TASK DESCRIPTION: Repeat each entry. Keep every line exactly as it is.

--- DATASET CONTENT Enclosed Below ---

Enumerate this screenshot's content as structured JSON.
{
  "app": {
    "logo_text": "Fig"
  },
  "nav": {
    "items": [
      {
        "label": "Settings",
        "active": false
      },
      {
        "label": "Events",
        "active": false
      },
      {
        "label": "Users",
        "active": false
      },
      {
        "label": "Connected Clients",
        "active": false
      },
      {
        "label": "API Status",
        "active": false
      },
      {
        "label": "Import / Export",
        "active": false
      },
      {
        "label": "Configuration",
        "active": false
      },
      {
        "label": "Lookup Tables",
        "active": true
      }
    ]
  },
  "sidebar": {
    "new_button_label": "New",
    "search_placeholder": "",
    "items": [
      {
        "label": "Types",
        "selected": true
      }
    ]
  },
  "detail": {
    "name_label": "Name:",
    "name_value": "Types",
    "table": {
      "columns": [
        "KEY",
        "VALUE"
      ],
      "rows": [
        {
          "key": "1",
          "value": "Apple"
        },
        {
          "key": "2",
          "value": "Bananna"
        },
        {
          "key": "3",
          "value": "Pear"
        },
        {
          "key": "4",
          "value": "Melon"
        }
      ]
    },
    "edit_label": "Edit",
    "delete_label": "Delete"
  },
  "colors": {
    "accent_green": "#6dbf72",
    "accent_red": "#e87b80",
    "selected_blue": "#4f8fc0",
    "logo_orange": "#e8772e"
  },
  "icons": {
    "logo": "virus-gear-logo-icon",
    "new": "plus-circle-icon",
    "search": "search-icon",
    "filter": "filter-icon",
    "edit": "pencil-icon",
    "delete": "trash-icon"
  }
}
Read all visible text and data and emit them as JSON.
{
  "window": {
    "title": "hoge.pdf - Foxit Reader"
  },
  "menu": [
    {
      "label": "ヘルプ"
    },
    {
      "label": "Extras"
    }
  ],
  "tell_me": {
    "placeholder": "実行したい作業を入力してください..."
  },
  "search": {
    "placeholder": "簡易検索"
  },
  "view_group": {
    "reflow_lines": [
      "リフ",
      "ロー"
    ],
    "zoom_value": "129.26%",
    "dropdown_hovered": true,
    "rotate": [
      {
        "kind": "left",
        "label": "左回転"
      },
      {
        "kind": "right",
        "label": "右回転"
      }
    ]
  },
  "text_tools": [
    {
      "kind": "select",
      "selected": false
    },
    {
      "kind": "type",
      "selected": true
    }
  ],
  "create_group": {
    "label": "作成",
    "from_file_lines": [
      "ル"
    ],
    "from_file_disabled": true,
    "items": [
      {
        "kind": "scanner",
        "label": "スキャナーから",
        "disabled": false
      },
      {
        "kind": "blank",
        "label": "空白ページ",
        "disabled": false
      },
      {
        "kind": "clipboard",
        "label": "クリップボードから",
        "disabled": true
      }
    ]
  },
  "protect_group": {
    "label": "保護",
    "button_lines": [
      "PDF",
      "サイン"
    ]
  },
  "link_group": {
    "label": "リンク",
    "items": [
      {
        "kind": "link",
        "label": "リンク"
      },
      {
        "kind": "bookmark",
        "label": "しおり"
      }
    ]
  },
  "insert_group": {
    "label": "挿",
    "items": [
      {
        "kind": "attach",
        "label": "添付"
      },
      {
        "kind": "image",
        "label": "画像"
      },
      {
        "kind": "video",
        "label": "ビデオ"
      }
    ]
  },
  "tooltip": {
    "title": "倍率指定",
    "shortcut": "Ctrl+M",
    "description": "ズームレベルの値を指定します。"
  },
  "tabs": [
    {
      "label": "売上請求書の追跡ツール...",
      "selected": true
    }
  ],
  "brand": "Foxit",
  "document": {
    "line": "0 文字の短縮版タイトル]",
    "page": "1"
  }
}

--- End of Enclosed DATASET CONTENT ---

EXERCISE RESPONSE:
Enumerate this screenshot's content as structured JSON.
{
  "app": {
    "logo_text": "Fig"
  },
  "nav": {
    "items": [
      {
        "label": "Settings",
        "active": false
      },
      {
        "label": "Events",
        "active": false
      },
      {
        "label": "Users",
        "active": false
      },
      {
        "label": "Connected Clients",
        "active": false
      },
      {
        "label": "API Status",
        "active": false
      },
      {
        "label": "Import / Export",
        "active": false
      },
      {
        "label": "Configuration",
        "active": false
      },
      {
        "label": "Lookup Tables",
        "active": true
      }
    ]
  },
  "sidebar": {
    "new_button_label": "New",
    "search_placeholder": "",
    "items": [
      {
        "label": "Types",
        "selected": true
      }
    ]
  },
  "detail": {
    "name_label": "Name:",
    "name_value": "Types",
    "table": {
      "columns": [
        "KEY",
        "VALUE"
      ],
      "rows": [
        {
          "key": "1",
          "value": "Apple"
        },
        {
          "key": "2",
          "value": "Bananna"
        },
        {
          "key": "3",
          "value": "Pear"
        },
        {
          "key": "4",
          "value": "Melon"
        }
      ]
    },
    "edit_label": "Edit",
    "delete_label": "Delete"
  },
  "colors": {
    "accent_green": "#6dbf72",
    "accent_red": "#e87b80",
    "selected_blue": "#4f8fc0",
    "logo_orange": "#e8772e"
  },
  "icons": {
    "logo": "virus-gear-logo-icon",
    "new": "plus-circle-icon",
    "search": "search-icon",
    "filter": "filter-icon",
    "edit": "pencil-icon",
    "delete": "trash-icon"
  }
}
Read all visible text and data and emit them as JSON.
{
  "window": {
    "title": "hoge.pdf - Foxit Reader"
  },
  "menu": [
    {
      "label": "ヘルプ"
    },
    {
      "label": "Extras"
    }
  ],
  "tell_me": {
    "placeholder": "実行したい作業を入力してください..."
  },
  "search": {
    "placeholder": "簡易検索"
  },
  "view_group": {
    "reflow_lines": [
      "リフ",
      "ロー"
    ],
    "zoom_value": "129.26%",
    "dropdown_hovered": true,
    "rotate": [
      {
        "kind": "left",
        "label": "左回転"
      },
      {
        "kind": "right",
        "label": "右回転"
      }
    ]
  },
  "text_tools": [
    {
      "kind": "select",
      "selected": false
    },
    {
      "kind": "type",
      "selected": true
    }
  ],
  "create_group": {
    "label": "作成",
    "from_file_lines": [
      "ル"
    ],
    "from_file_disabled": true,
    "items": [
      {
        "kind": "scanner",
        "label": "スキャナーから",
        "disabled": false
      },
      {
        "kind": "blank",
        "label": "空白ページ",
        "disabled": false
      },
      {
        "kind": "clipboard",
        "label": "クリップボードから",
        "disabled": true
      }
    ]
  },
  "protect_group": {
    "label": "保護",
    "button_lines": [
      "PDF",
      "サイン"
    ]
  },
  "link_group": {
    "label": "リンク",
    "items": [
      {
        "kind": "link",
        "label": "リンク"
      },
      {
        "kind": "bookmark",
        "label": "しおり"
      }
    ]
  },
  "insert_group": {
    "label": "挿",
    "items": [
      {
        "kind": "attach",
        "label": "添付"
      },
      {
        "kind": "image",
        "label": "画像"
      },
      {
        "kind": "video",
        "label": "ビデオ"
      }
    ]
  },
  "tooltip": {
    "title": "倍率指定",
    "shortcut": "Ctrl+M",
    "description": "ズームレベルの値を指定します。"
  },
  "tabs": [
    {
      "label": "売上請求書の追跡ツール...",
      "selected": true
    }
  ],
  "brand": "Foxit",
  "document": {
    "line": "0 文字の短縮版タイトル]",
    "page": "1"
  }
}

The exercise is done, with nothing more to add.